▶ WORK TO BE COMPLETED
Go over the entries below line by line, copying each one that contains the word "data".

▶ PROVIDED RECORDS
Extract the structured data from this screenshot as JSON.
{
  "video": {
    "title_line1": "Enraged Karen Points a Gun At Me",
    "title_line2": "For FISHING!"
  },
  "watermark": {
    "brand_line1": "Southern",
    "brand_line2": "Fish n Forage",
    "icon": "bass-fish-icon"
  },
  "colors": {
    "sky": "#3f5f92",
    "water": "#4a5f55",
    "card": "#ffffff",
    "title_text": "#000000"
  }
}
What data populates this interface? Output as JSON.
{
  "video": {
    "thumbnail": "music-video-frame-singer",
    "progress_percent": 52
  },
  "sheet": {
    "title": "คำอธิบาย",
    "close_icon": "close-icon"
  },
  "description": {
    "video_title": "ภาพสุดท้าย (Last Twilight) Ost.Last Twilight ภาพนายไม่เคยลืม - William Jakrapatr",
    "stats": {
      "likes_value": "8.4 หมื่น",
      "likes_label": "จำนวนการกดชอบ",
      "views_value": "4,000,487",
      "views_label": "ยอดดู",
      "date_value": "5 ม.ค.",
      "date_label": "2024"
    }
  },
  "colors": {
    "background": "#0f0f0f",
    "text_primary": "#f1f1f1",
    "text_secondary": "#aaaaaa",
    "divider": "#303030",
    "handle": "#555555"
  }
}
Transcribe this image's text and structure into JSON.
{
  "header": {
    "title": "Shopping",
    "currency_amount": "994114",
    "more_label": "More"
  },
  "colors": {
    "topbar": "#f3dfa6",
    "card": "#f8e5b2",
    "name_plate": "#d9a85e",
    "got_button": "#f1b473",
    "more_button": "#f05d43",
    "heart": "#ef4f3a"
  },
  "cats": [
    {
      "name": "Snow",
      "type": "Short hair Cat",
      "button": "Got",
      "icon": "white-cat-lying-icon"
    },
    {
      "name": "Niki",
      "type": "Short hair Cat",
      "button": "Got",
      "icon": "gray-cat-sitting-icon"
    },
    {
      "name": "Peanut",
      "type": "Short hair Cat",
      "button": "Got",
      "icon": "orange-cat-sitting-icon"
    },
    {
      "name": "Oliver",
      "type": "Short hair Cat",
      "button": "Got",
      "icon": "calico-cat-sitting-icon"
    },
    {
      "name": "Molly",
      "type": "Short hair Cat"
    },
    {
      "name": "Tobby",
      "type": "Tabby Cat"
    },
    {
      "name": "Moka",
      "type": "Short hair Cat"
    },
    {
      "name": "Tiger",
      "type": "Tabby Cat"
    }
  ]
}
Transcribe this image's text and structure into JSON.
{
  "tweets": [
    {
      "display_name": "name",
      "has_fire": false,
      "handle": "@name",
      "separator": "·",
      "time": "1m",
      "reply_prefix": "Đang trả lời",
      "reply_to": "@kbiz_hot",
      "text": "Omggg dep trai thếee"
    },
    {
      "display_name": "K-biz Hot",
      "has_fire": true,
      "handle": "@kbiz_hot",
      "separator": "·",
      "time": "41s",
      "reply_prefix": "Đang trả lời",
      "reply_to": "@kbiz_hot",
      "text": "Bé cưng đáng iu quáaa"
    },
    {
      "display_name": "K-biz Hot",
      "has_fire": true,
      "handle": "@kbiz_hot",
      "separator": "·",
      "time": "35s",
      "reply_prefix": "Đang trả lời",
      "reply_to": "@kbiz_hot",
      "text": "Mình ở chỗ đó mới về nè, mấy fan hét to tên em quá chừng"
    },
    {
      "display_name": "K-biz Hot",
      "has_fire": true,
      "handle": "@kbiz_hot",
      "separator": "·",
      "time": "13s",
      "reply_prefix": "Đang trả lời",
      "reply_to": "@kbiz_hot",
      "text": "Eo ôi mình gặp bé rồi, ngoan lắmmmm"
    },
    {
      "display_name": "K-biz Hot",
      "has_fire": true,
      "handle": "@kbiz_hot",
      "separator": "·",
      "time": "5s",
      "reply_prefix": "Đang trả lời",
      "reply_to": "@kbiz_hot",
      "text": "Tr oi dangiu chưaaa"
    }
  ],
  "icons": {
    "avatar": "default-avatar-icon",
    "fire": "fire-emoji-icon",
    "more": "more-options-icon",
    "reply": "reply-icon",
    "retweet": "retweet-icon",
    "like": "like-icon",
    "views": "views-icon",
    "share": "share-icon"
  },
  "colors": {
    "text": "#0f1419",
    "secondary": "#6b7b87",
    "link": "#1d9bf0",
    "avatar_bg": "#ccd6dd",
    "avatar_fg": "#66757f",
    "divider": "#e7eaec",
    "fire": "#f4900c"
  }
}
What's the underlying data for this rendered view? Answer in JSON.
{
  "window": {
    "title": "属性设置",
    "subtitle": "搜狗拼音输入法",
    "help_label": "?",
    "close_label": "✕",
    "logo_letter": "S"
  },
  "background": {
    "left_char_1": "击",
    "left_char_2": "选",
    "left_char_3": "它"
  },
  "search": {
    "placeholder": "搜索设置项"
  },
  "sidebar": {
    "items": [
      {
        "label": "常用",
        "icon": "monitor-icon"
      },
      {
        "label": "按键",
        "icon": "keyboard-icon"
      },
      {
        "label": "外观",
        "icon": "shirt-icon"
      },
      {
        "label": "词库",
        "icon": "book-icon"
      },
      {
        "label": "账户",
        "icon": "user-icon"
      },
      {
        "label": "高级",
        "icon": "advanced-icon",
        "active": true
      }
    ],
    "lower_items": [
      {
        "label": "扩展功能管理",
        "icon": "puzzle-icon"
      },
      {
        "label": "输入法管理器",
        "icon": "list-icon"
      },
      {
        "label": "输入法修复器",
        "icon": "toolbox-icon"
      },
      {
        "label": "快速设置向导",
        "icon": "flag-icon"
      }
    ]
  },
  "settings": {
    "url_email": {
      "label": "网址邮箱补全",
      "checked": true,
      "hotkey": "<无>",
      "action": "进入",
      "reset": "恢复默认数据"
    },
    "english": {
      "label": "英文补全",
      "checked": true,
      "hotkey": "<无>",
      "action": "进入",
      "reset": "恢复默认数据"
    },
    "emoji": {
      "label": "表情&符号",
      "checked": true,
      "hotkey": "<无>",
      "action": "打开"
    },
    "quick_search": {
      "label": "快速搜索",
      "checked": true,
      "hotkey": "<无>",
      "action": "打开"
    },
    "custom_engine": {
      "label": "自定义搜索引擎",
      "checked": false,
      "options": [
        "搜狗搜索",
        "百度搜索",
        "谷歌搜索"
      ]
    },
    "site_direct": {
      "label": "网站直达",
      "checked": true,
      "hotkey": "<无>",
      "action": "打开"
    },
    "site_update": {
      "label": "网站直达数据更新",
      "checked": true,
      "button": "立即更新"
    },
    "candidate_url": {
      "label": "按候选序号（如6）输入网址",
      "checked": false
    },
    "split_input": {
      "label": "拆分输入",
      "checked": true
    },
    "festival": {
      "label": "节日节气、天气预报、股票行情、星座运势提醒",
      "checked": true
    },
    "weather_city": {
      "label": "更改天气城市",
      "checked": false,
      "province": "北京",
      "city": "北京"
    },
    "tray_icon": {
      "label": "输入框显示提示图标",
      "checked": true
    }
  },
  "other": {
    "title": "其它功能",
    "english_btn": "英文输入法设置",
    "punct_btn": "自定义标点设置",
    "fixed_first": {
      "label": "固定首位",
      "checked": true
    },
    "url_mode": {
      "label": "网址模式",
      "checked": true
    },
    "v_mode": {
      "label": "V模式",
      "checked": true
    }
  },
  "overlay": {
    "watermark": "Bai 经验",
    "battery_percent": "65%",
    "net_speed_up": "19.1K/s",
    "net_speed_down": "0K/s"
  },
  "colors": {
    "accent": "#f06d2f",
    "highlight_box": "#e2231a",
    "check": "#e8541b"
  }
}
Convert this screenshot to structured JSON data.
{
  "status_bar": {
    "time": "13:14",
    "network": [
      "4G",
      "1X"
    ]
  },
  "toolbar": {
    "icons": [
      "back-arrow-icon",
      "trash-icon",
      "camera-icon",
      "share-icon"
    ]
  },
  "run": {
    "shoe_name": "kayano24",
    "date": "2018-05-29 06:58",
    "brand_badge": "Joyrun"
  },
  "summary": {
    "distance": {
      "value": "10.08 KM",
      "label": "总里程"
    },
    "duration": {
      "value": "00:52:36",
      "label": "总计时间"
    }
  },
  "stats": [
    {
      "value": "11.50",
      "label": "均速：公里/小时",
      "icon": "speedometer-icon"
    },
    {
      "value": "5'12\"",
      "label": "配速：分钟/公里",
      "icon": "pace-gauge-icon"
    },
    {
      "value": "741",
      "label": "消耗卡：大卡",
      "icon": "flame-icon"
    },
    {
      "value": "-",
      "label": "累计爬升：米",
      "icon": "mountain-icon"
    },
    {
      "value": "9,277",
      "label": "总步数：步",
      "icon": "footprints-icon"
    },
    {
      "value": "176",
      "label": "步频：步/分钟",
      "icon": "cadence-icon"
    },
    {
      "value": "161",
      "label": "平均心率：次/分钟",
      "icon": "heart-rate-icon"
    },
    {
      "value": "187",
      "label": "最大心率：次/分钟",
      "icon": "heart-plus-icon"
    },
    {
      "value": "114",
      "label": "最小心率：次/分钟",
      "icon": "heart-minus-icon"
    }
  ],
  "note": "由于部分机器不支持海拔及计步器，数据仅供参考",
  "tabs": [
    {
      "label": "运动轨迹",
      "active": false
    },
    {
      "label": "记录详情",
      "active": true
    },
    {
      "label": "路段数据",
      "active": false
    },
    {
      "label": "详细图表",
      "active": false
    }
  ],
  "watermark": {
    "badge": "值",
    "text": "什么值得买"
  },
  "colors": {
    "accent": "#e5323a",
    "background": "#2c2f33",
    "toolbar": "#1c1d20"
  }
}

▶ RESULT OF THE EXERCISE
Extract the structured data from this screenshot as JSON.
What data populates this interface? Output as JSON.
What's the underlying data for this rendered view? Answer in JSON.
Convert this screenshot to structured JSON data.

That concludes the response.